A record number of inmates killed themselves in North Carolina last year. Twelve inmates committed suicide in 2018, compared to six in 2017 and seven the year before. State prison officials are now forming a suicide prevention task force to address the issue.

This comes three years after the North Carolina prison system released a plan to prevent inmate suicides which included training staff to recognize the signs of suicidal tendencies, conducting mock suicide drills and more frequent monitoring of inmates after they leave suicide watch.

Host Frank Stasio talks to The Charlotte Observer reporters Gavin Off and Ames Alexander about their work on inmate suicide in the state. Off is a data reporter and Alexander is an investigative reporter.

INTERVIEW HIGHLIGHTS

Alexander on the suicide prevention plan introduced in 2016:

Part of that plan was that all prison staff should be trained to recognize whether an inmate’s at risk of committing suicide. Every prison was supposed to conduct three mock drills each year to prepare staff how to handle an attempted suicide in progress. And prison mental health professionals were supposed to do more frequent monitoring of inmates after they come off suicide watch to ensure they're out of danger.
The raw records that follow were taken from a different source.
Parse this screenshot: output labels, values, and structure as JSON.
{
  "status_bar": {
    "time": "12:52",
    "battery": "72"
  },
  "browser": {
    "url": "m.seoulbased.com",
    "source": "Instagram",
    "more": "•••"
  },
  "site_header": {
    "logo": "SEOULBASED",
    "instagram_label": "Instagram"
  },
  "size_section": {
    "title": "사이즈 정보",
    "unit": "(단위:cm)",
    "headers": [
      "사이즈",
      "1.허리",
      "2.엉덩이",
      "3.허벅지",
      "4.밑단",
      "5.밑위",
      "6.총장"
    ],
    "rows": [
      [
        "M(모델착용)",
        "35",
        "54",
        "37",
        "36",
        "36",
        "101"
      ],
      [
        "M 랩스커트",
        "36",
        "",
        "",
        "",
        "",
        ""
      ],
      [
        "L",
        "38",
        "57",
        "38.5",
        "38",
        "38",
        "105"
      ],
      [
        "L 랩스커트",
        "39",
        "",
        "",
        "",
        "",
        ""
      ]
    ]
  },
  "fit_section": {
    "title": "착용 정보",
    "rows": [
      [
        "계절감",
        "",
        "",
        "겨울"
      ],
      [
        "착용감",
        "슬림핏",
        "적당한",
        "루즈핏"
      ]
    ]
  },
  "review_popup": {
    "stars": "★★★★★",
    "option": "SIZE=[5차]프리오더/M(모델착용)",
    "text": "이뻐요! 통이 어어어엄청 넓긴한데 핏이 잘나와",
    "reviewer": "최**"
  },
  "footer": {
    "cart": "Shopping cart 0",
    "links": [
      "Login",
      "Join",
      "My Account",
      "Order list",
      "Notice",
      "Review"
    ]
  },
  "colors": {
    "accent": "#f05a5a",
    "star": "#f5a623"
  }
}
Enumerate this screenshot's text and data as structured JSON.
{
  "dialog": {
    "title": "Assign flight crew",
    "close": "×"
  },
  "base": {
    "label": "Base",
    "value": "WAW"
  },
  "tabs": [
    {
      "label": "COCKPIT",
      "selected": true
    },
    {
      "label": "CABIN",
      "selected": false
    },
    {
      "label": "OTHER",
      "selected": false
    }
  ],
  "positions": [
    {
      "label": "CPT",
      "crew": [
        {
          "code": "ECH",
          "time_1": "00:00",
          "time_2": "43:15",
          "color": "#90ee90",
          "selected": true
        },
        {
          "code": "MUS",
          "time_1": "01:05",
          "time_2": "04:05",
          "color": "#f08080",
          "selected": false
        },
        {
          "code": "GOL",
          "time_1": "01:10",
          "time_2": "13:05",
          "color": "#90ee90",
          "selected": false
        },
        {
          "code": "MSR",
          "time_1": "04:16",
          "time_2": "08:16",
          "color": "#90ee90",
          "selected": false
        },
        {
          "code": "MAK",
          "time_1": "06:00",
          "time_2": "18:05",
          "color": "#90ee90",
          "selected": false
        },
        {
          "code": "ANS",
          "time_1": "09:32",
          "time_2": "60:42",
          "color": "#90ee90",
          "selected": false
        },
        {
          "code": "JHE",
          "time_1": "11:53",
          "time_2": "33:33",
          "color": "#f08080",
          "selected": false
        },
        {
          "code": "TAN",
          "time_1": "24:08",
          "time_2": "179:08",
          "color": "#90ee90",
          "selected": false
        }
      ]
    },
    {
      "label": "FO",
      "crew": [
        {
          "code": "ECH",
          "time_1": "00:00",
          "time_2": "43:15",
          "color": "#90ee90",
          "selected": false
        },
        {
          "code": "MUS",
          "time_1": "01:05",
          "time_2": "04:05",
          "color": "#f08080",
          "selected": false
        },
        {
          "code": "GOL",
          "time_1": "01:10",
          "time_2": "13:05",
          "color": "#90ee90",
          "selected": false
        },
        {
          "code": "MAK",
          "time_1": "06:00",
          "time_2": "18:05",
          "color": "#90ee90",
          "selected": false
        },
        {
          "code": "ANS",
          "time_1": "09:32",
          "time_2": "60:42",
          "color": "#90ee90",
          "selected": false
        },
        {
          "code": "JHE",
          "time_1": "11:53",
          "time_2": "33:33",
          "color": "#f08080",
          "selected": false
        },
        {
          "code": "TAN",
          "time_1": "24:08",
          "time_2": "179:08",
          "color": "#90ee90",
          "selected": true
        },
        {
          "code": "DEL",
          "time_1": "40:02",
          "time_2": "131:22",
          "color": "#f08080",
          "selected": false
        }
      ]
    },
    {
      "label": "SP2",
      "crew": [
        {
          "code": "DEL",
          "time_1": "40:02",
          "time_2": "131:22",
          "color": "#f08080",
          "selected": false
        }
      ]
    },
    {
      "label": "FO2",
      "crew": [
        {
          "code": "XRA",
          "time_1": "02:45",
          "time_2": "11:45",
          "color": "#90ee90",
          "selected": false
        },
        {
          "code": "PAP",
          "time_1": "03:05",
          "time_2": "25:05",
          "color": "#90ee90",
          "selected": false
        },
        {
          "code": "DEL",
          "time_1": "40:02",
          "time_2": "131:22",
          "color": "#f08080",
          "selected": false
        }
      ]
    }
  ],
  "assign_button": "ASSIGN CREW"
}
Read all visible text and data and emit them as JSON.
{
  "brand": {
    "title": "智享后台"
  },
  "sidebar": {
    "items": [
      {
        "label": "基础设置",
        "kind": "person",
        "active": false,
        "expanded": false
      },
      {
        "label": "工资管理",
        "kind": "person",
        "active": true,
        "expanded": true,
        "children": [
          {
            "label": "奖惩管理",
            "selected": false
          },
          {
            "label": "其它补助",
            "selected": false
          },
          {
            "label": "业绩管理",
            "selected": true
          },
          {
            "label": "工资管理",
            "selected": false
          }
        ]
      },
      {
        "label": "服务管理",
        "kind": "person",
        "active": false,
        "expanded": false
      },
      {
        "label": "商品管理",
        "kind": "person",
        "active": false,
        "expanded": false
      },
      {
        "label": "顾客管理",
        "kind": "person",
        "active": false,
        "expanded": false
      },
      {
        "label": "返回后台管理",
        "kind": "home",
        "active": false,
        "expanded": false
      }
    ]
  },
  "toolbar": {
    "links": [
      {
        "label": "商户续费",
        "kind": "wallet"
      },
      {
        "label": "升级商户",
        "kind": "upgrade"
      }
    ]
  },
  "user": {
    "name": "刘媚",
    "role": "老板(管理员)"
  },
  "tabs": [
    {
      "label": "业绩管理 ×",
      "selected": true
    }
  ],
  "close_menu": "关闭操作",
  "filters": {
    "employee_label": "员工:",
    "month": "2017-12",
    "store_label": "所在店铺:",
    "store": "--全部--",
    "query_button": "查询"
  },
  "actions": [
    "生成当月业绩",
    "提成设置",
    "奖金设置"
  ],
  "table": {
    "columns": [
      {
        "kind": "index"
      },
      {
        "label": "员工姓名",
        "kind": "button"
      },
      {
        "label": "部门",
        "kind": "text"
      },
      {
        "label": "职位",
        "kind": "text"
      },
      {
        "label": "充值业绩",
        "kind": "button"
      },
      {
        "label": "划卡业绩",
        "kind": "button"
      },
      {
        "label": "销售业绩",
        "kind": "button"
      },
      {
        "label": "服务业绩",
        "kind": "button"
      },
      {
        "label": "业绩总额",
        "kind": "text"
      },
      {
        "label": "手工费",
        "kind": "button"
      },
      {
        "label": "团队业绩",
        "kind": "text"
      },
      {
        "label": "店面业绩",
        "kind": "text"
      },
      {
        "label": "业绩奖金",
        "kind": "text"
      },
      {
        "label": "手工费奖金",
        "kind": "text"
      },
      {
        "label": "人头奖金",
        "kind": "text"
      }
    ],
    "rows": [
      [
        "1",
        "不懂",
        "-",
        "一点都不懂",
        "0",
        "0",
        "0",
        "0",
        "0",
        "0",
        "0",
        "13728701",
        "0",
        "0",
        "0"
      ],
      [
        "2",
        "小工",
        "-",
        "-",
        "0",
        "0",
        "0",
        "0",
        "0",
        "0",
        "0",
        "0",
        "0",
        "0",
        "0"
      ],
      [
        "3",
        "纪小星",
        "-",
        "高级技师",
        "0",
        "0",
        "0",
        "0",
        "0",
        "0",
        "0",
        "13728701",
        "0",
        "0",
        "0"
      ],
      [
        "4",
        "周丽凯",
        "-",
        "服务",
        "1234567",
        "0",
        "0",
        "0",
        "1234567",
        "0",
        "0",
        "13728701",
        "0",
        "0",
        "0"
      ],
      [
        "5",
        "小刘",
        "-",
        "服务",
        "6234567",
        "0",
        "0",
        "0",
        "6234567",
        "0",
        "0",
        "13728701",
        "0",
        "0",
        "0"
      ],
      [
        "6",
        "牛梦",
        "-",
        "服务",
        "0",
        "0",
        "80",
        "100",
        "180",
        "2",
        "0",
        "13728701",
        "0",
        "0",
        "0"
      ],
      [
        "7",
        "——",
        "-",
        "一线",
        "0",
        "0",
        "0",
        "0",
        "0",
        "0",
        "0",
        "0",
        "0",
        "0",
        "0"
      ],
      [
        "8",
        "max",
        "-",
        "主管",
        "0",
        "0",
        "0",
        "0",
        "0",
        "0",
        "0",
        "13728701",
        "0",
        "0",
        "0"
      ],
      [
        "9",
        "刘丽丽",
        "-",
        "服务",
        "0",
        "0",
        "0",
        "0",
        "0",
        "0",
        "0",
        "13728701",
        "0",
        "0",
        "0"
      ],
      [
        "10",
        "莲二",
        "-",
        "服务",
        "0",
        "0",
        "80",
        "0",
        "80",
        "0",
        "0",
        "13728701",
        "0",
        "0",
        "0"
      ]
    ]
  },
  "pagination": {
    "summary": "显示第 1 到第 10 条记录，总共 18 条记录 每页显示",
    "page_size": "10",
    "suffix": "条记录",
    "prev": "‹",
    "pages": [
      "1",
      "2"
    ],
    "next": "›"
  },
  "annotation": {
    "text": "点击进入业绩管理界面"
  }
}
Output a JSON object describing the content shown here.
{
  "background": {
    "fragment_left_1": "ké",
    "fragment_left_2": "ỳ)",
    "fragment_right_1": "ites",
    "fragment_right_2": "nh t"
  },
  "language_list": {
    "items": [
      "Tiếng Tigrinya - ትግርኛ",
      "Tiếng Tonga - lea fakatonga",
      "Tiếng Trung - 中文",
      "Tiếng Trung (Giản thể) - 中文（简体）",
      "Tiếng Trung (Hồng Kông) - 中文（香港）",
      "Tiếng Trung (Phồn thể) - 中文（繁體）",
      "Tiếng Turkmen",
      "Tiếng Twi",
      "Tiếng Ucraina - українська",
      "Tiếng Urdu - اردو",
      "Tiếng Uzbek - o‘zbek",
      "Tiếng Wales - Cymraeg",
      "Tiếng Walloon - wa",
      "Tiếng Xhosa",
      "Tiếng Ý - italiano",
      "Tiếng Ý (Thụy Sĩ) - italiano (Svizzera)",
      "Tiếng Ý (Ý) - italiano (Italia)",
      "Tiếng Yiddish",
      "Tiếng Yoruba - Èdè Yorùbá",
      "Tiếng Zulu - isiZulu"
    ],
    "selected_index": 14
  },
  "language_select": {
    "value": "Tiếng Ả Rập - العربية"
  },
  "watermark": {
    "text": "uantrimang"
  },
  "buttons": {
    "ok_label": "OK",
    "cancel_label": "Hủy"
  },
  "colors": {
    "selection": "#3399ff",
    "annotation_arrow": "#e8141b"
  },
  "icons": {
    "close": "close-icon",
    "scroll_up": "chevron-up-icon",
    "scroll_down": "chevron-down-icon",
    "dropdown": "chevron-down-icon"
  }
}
And it was also designed to discourage prisons from placing mentally ill inmates in solitary confinement ... But even back at that time, a lot of the experts I talked to were skeptical about the plan because they said it looked great on paper, but you really needed a lot more staff to carry it out effectively.

Off on his conversation with former correctional officer Aaron Parson:

I asked him how many mock suicide drills have you participated in — that's what you're supposed to do under the policy. He said he's never participated in a mock drill. He was never asked to participate in a mock drill, which isn't that surprising when you think about it. Some of these prisons are running at 20% vacancy rates or 25% vacancy rates for officers. So when you have that few officers, I wouldn't doubt that they find it difficult to cut some time out to do these mock drills.

Off on how the role of prisons has changed — and the effects of that change on inmates:

[The Department of Public Safety is] seeing more and more inmates with depression and anxiety and bipolar disorder and schizophrenia. So it's a large task not only just to ask the regular correctional officer to identify the symptoms, but when you're short staffed for your psychologist and your psychiatrist [positions], you put more weight on those correctional officers. And then when you add on that [inmates are] spending time in solitary. And they're being abused by other inmates. And … They're ill sometimes. I think it's the overall weight that some of these inmates are feeling that it drives them to kill themselves.